Porsche, other brands cut ties with Chinese-Canadian celebrity Kris Wu amid MeToo allegations
Kris Wu performs at the iHeartRadio MMVAs in Toronto on Sunday, Aug. 26, 2018. THE CANADIAN PRESS/Christopher Katsarov
TORONTO -- This story includes discussion of sexual assault. If you or someone you know needs help, please call the National Sexual Assault Hotline at 1-800-656-4673.
Accusations of predatory behaviour, including with underage teenage girls, against Chinese-Canadian celebrity Kris Wu have sparked online #MeToo discussions in China and prompted a number of brands, including Porsche, to end their relationship with the A-list superstar.
“Porsche China has decided to terminate its partnership with Mr. Kris Wu as the ‘Porsche China Motorsport Representative’ with immediate effect,” Porsche Cars Canada public relations manager, Patrick Saint-Pierre, told CTVNews.ca.
Posts about the 30-year-old singer and actor dominated Weibo, China’s Twitter-like microblogging platform, with numerous posts each generating hundreds of thousands of retweets and comments.
In a series of Weibo posts that had tens of millions of likes, and in an interview with China’s NetEase Entertainment on Sunday, Du Meizhu accused Wu of luring her and others for sex under the pretense of job opportunities, with late evening auditions and fan meetings. She said she met Wu when she was 17 at one such “audition,” where she alleged she was dragged into games, drinking, prevented from leaving, and had her phone taken away. She said she woke up in Wu’s bed after passing out, but was afraid to leave. He made promises to take care of her and bring her to see his mother for New Year’s, Du said, but the relationship did not last and she never met anyone from his inner circle.
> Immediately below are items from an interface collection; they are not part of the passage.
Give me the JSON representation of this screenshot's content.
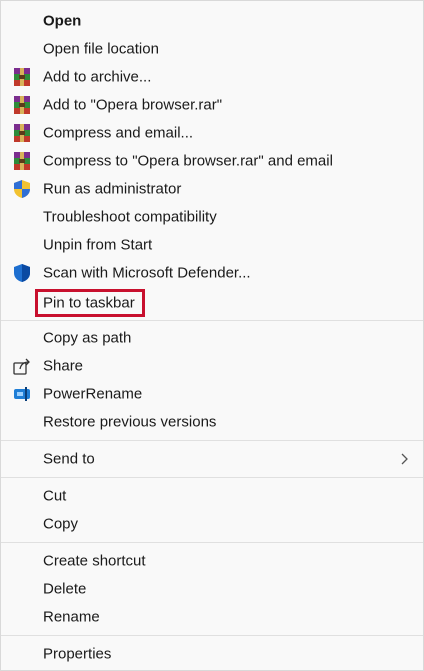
{
  "menu": {
    "items": [
      {
        "label": "Open",
        "bold": true,
        "icon": ""
      },
      {
        "label": "Open file location",
        "icon": ""
      },
      {
        "label": "Add to archive...",
        "icon": "winrar-icon"
      },
      {
        "label": "Add to \"Opera browser.rar\"",
        "icon": "winrar-icon"
      },
      {
        "label": "Compress and email...",
        "icon": "winrar-icon"
      },
      {
        "label": "Compress to \"Opera browser.rar\" and email",
        "icon": "winrar-icon"
      },
      {
        "label": "Run as administrator",
        "icon": "uac-shield-icon"
      },
      {
        "label": "Troubleshoot compatibility",
        "icon": ""
      },
      {
        "label": "Unpin from Start",
        "icon": ""
      },
      {
        "label": "Scan with Microsoft Defender...",
        "icon": "defender-shield-icon"
      },
      {
        "label": "Pin to taskbar",
        "icon": "",
        "highlighted": true
      },
      {
        "label": "Copy as path",
        "icon": ""
      },
      {
        "label": "Share",
        "icon": "share-icon"
      },
      {
        "label": "PowerRename",
        "icon": "powerrename-icon"
      },
      {
        "label": "Restore previous versions",
        "icon": ""
      },
      {
        "label": "Send to",
        "icon": "",
        "submenu": true
      },
      {
        "label": "Cut",
        "icon": ""
      },
      {
        "label": "Copy",
        "icon": ""
      },
      {
        "label": "Create shortcut",
        "icon": ""
      },
      {
        "label": "Delete",
        "icon": ""
      },
      {
        "label": "Rename",
        "icon": ""
      },
      {
        "label": "Properties",
        "icon": ""
      }
    ],
    "highlight_color": "#c8102e"
  }
}
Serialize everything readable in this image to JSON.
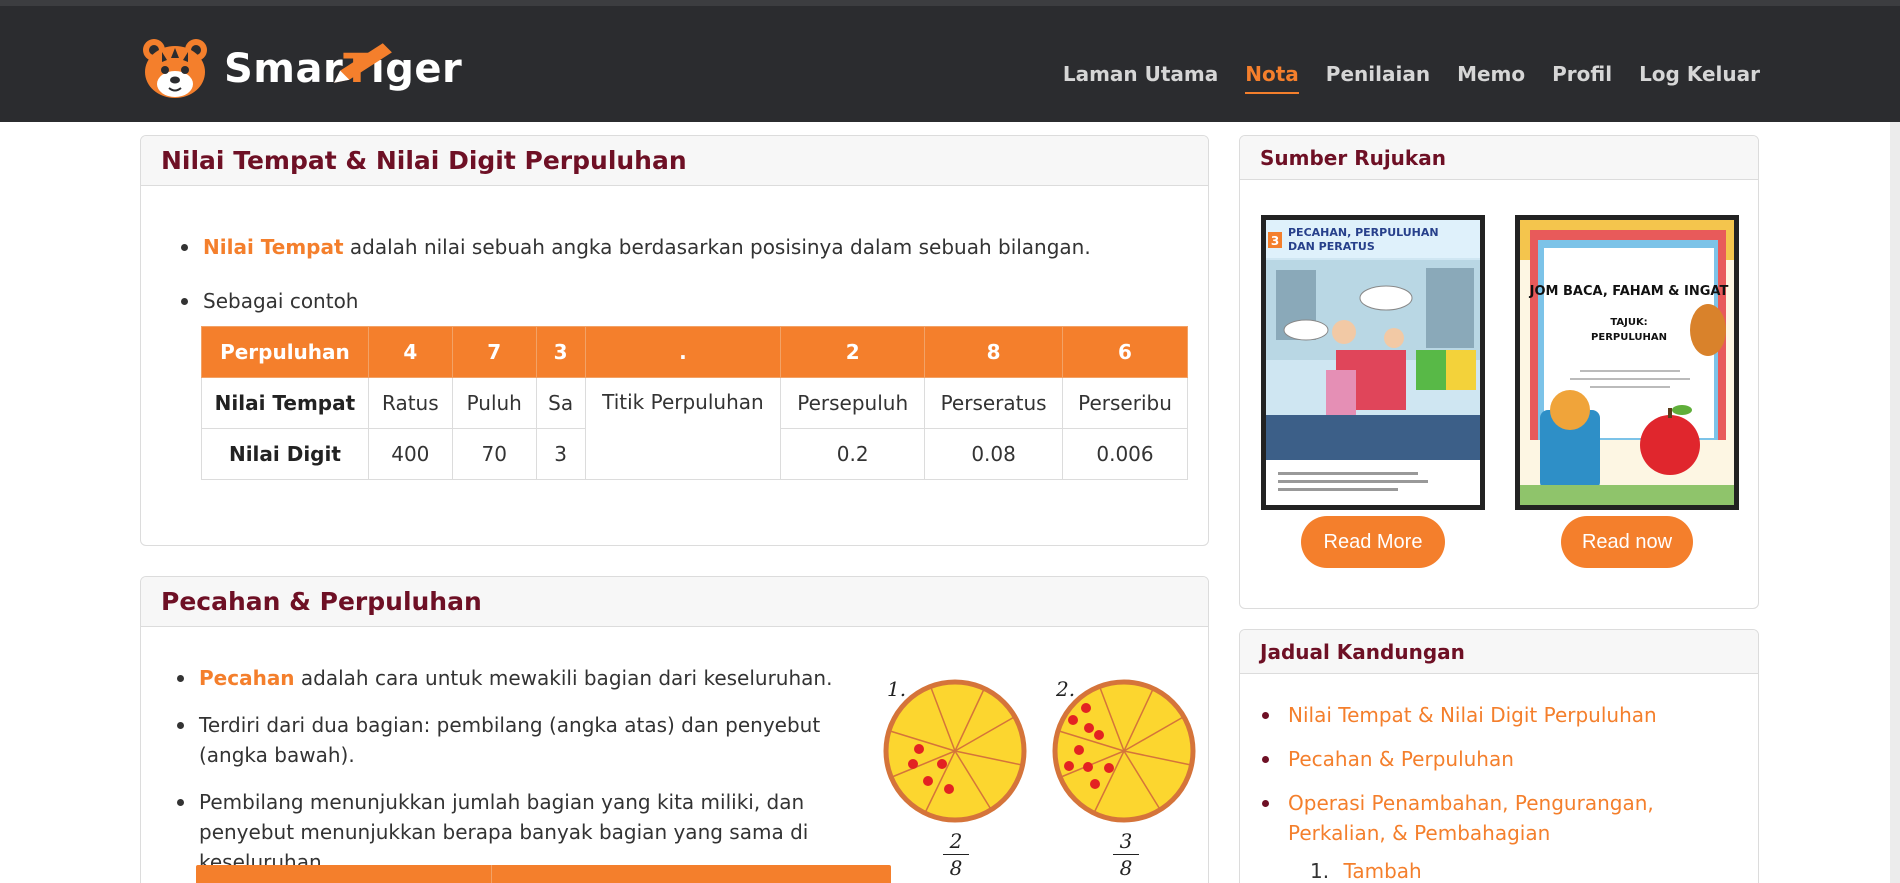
{
  "brand": {
    "name_pre": "Smar",
    "name_t": "T",
    "name_post": "iger"
  },
  "nav": {
    "items": [
      {
        "label": "Laman Utama"
      },
      {
        "label": "Nota"
      },
      {
        "label": "Penilaian"
      },
      {
        "label": "Memo"
      },
      {
        "label": "Profil"
      },
      {
        "label": "Log Keluar"
      }
    ],
    "active": "Nota"
  },
  "section1": {
    "title": "Nilai Tempat & Nilai Digit Perpuluhan",
    "bullet1_term": "Nilai Tempat",
    "bullet1_text": " adalah nilai sebuah angka berdasarkan posisinya dalam sebuah bilangan.",
    "bullet2_text": "Sebagai contoh",
    "table": {
      "headers": [
        "Perpuluhan",
        "4",
        "7",
        "3",
        ".",
        "2",
        "8",
        "6"
      ],
      "row1": [
        "Nilai Tempat",
        "Ratus",
        "Puluh",
        "Sa",
        "Titik Perpuluhan",
        "Persepuluh",
        "Perseratus",
        "Perseribu"
      ],
      "row2": [
        "Nilai Digit",
        "400",
        "70",
        "3",
        "0.2",
        "0.08",
        "0.006"
      ]
    }
  },
  "section2": {
    "title": "Pecahan & Perpuluhan",
    "bullet1_term": "Pecahan",
    "bullet1_text": " adalah cara untuk mewakili bagian dari keseluruhan.",
    "bullet2_text": "Terdiri dari dua bagian: pembilang (angka atas) dan penyebut (angka bawah).",
    "bullet3_text": "Pembilang menunjukkan jumlah bagian yang kita miliki, dan penyebut menunjukkan berapa banyak bagian yang sama di keseluruhan.",
    "pie1": {
      "label": "1.",
      "numerator": "2",
      "denominator": "8"
    },
    "pie2": {
      "label": "2.",
      "numerator": "3",
      "denominator": "8"
    }
  },
  "sidebar": {
    "refs_title": "Sumber Rujukan",
    "book1": {
      "title_line1": "PECAHAN, PERPULUHAN",
      "title_line2": "DAN PERATUS",
      "grade": "3",
      "button": "Read More"
    },
    "book2": {
      "title_line1": "JOM BACA, FAHAM & INGAT",
      "subtitle1": "TAJUK:",
      "subtitle2": "PERPULUHAN",
      "button": "Read now"
    },
    "toc_title": "Jadual Kandungan",
    "toc_items": [
      "Nilai Tempat & Nilai Digit Perpuluhan",
      "Pecahan & Perpuluhan",
      "Operasi Penambahan, Pengurangan, Perkalian, & Pembahagian"
    ],
    "toc_sub": [
      "Tambah"
    ]
  },
  "colors": {
    "accent": "#f47f2c",
    "heading": "#6e1025",
    "navbar": "#2b2c2f",
    "pie_fill": "#fcd62f",
    "pie_rim": "#d5743a",
    "dot": "#e32222"
  }
}
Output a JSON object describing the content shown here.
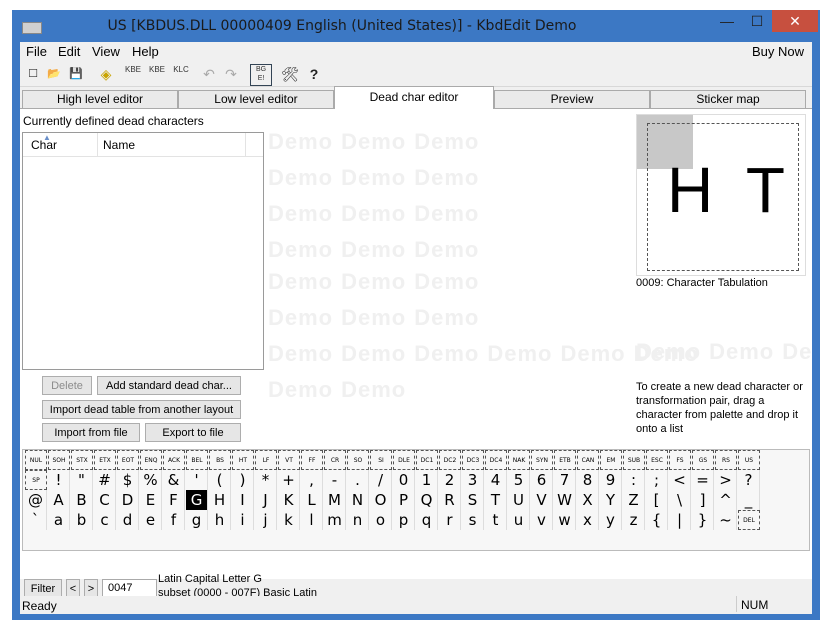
{
  "window": {
    "title": "US [KBDUS.DLL 00000409 English (United States)] - KbdEdit Demo",
    "minimize": "—",
    "maximize": "☐",
    "close": "✕"
  },
  "menu": {
    "file": "File",
    "edit": "Edit",
    "view": "View",
    "help": "Help",
    "buy": "Buy Now"
  },
  "toolbar": {
    "new_icon": "☐",
    "open_icon": "📂",
    "save_icon": "💾",
    "kbe": "KBE",
    "kbe2": "KBE",
    "klc": "KLC",
    "undo": "↶",
    "redo": "↷",
    "tools": "🛠",
    "help": "?"
  },
  "tabs": [
    "High level editor",
    "Low level editor",
    "Dead char editor",
    "Preview",
    "Sticker map"
  ],
  "deadchars": {
    "heading": "Currently defined dead characters",
    "col_char": "Char",
    "col_name": "Name",
    "delete": "Delete",
    "add_standard": "Add standard dead char...",
    "import_table": "Import dead table from another layout",
    "import_file": "Import from file",
    "export_file": "Export to file"
  },
  "preview": {
    "glyph": "H T",
    "caption": "0009: Character Tabulation"
  },
  "hint": "To create a new dead character or transformation pair, drag a character from palette and drop it onto a list",
  "watermark": "Demo",
  "palette": {
    "row0": [
      "NUL",
      "SOH",
      "STX",
      "ETX",
      "EOT",
      "ENQ",
      "ACK",
      "BEL",
      "BS",
      "HT",
      "LF",
      "VT",
      "FF",
      "CR",
      "SO",
      "SI",
      "DLE",
      "DC1",
      "DC2",
      "DC3",
      "DC4",
      "NAK",
      "SYN",
      "ETB",
      "CAN",
      "EM",
      "SUB",
      "ESC",
      "FS",
      "GS",
      "RS",
      "US"
    ],
    "row1": [
      "SP",
      "!",
      "\"",
      "#",
      "$",
      "%",
      "&",
      "'",
      "(",
      ")",
      "*",
      "+",
      ",",
      "-",
      ".",
      "/",
      "0",
      "1",
      "2",
      "3",
      "4",
      "5",
      "6",
      "7",
      "8",
      "9",
      ":",
      ";",
      "<",
      "=",
      ">",
      "?"
    ],
    "row2": [
      "@",
      "A",
      "B",
      "C",
      "D",
      "E",
      "F",
      "G",
      "H",
      "I",
      "J",
      "K",
      "L",
      "M",
      "N",
      "O",
      "P",
      "Q",
      "R",
      "S",
      "T",
      "U",
      "V",
      "W",
      "X",
      "Y",
      "Z",
      "[",
      "\\",
      "]",
      "^",
      "_"
    ],
    "row3": [
      "`",
      "a",
      "b",
      "c",
      "d",
      "e",
      "f",
      "g",
      "h",
      "i",
      "j",
      "k",
      "l",
      "m",
      "n",
      "o",
      "p",
      "q",
      "r",
      "s",
      "t",
      "u",
      "v",
      "w",
      "x",
      "y",
      "z",
      "{",
      "|",
      "}",
      "~",
      "DEL"
    ],
    "selected": "G"
  },
  "filterbar": {
    "filter": "Filter",
    "prev": "<",
    "next": ">",
    "code": "0047",
    "char_name": "Latin Capital Letter G",
    "subset": "subset (0000 - 007F) Basic Latin"
  },
  "status": {
    "ready": "Ready",
    "num": "NUM"
  }
}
“I hate him, I hate it so much … and I hate myself even more. So much that I want to commit suicide,” Du said in the interview, where she alleged there were more than half a dozen others like her, including minors. She said she did not want to see more victims hurt and plans to launch legal proceedings, adding she was no longer scared.
Wu issued a statement on Weibo on Monday with a strongly worded denial of the allegations detailed in Du’s weekend interview, adding he only met her once at a gathering of friends in December 2020. His studio issued two follow-up statements on Weibo calling Du’s posts “fake” and the details fabricated, adding they had begun taking legal action against “defamatory” accusations.
By Monday, a number of prominent Chinese companies announced they had terminated their relationship with Wu, including Tencent Video, Shanghai cosmetics brand Kans, and detergent manufacturer Liby. Other brands like Kiehl’s took down posts about him on Weibo. Wu is also an ambassador for international luxury goods including Louis Vuitton and Bulgari. The LVMH Group did not respond to queries on the status of Wu’s relationship with their brands at the time of publication.
Wu, who grew up in Vancouver, rose to stardom nearly a decade ago as a former member of the enormously popular South Korean-Chinese boy band EXO, which ranked among the most influential celebrities on Forbes Korea Power Celebrity list for years. He starred in XxX: Return of Xander Cage with Vin Diesel and has appeared in several NBA Celebrity All-Star Games including for Team Canada in 2016 and alongside Justin Bieber in 2018.